A report recently released about an escaped prescribed fire in Western Australia said some employees of the Department of Environment and Conservation are overworked and are performing above their skill levels. The prescribed fire in Leeuwin-Naturaliste National Park escaped on November 23, 2011 and pushed by strong winds, destroyed 40 structures and burned over 8,400 acres. Residents who had refused to evacuate later had to take refuge from the fire on a beach. They were rescued by jet ski and ferried to a search and rescue boat offshore.

Here are some excerpts from an article at www.watoday.com.au

…The damning report by former Australian Federal Police commissioner Mick Keelty, released [February 23], found DEC made a series of omissions and mistakes during the planning and implementation of a prescribed burn that led to devastating consequences.

More than 40 properties were destroyed or damaged when the burn became out of control and raged across 3400 hectares.

Rather than pointing the blame on any individual, Mr Keelty said the errors that led to the bushfire were made by people making decisions beyond their expertise and using the available resources.

“Many officers are required to make decisions affecting the lives and livelihood of the community which, on the face of it, do not match their pay scale,” the report says.

The union representing most DEC employees, the Community and Public Sector Union, claims the poor resources at DEC have forced some employees to work in excessive of 36 hours without a break and many others to regularly work 20 hours.

When they finished their ordinary day job with the department they were then on-call in case of a bushfire outside of hours.

“They’ll go home and be on-call to manage a fire incident, whether it’s small or big,” state secretary Toni Walkington said.

“They’ll spend whatever amount of hours that it takes and then they’ll report back the next day and do their parks and services job. So they don’t get breaks and that’s because DEC isn’t funded to have more people in those fire roles.”

Ms Walkington said their jobs also were made more difficult because of a lack of technology, including no electronic operational processes, meaning staff still had to do paperwork by hand.

They were also reluctant to put themselves on the on-call roster or take responsibility for fires because some employees had been publicly named and identified during the Margaret River inquiry.

“The spotlight is on them and criticisms have been made,” Ms Walkington said.
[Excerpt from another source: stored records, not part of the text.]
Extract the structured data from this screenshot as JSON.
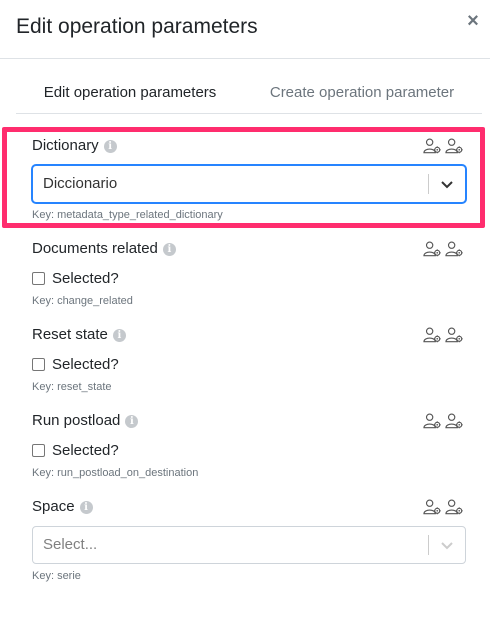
{
  "modal": {
    "title": "Edit operation parameters",
    "close_glyph": "×"
  },
  "tabs": [
    {
      "label": "Edit operation parameters",
      "active": true
    },
    {
      "label": "Create operation parameter",
      "active": false
    }
  ],
  "fields": {
    "dictionary": {
      "label": "Dictionary",
      "value": "Diccionario",
      "key": "Key:  metadata_type_related_dictionary"
    },
    "documents_related": {
      "label": "Documents related",
      "checkbox_label": "Selected?",
      "key": "Key:  change_related"
    },
    "reset_state": {
      "label": "Reset state",
      "checkbox_label": "Selected?",
      "key": "Key:  reset_state"
    },
    "run_postload": {
      "label": "Run postload",
      "checkbox_label": "Selected?",
      "key": "Key:  run_postload_on_destination"
    },
    "space": {
      "label": "Space",
      "placeholder": "Select...",
      "key": "Key:  serie"
    }
  },
  "colors": {
    "highlight": "#ff2d6e",
    "focus_border": "#2684ff",
    "muted": "#6c757d"
  },
  "icons": {
    "info": "info-icon",
    "user_settings": "user-cog-icon",
    "chevron": "chevron-down-icon",
    "close": "close-icon"
  }
}
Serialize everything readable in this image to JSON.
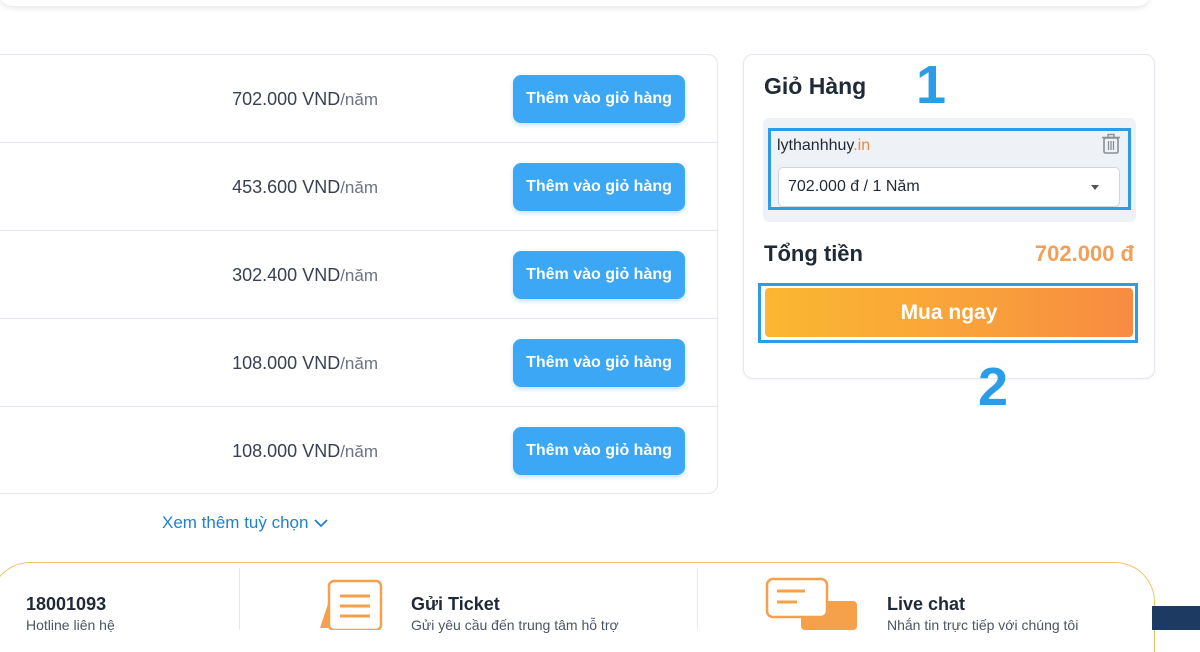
{
  "products": [
    {
      "price": "702.000 VND",
      "unit": "/năm",
      "button_label": "Thêm vào giỏ hàng"
    },
    {
      "price": "453.600 VND",
      "unit": "/năm",
      "button_label": "Thêm vào giỏ hàng"
    },
    {
      "price": "302.400 VND",
      "unit": "/năm",
      "button_label": "Thêm vào giỏ hàng"
    },
    {
      "price": "108.000 VND",
      "unit": "/năm",
      "button_label": "Thêm vào giỏ hàng"
    },
    {
      "price": "108.000 VND",
      "unit": "/năm",
      "button_label": "Thêm vào giỏ hàng"
    }
  ],
  "more_options_label": "Xem thêm tuỳ chọn",
  "cart": {
    "title": "Giỏ Hàng",
    "item": {
      "domain_name": "lythanhhuy",
      "domain_tld": ".in",
      "selected_period": "702.000 đ / 1 Năm"
    },
    "total_label": "Tổng tiền",
    "total_value": "702.000 đ",
    "buy_label": "Mua ngay"
  },
  "annotations": {
    "one": "1",
    "two": "2"
  },
  "support": {
    "hotline": {
      "title": "18001093",
      "subtitle": "Hotline liên hệ"
    },
    "ticket": {
      "title": "Gửi Ticket",
      "subtitle": "Gửi yêu cầu đến trung tâm hỗ trợ"
    },
    "chat": {
      "title": "Live chat",
      "subtitle": "Nhắn tin trực tiếp với chúng tôi"
    }
  },
  "colors": {
    "primary_blue": "#3ba7f5",
    "annotation_blue": "#2b9de8",
    "accent_orange": "#f2a057",
    "tld_orange": "#f2873d"
  }
}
August-Margaret River Shire Mayor Ray Colyer said DEC employees now feared walking the street in their work uniforms following community outrage over the department’s failure to contain the prescribed burn.


Thanks go out to Dick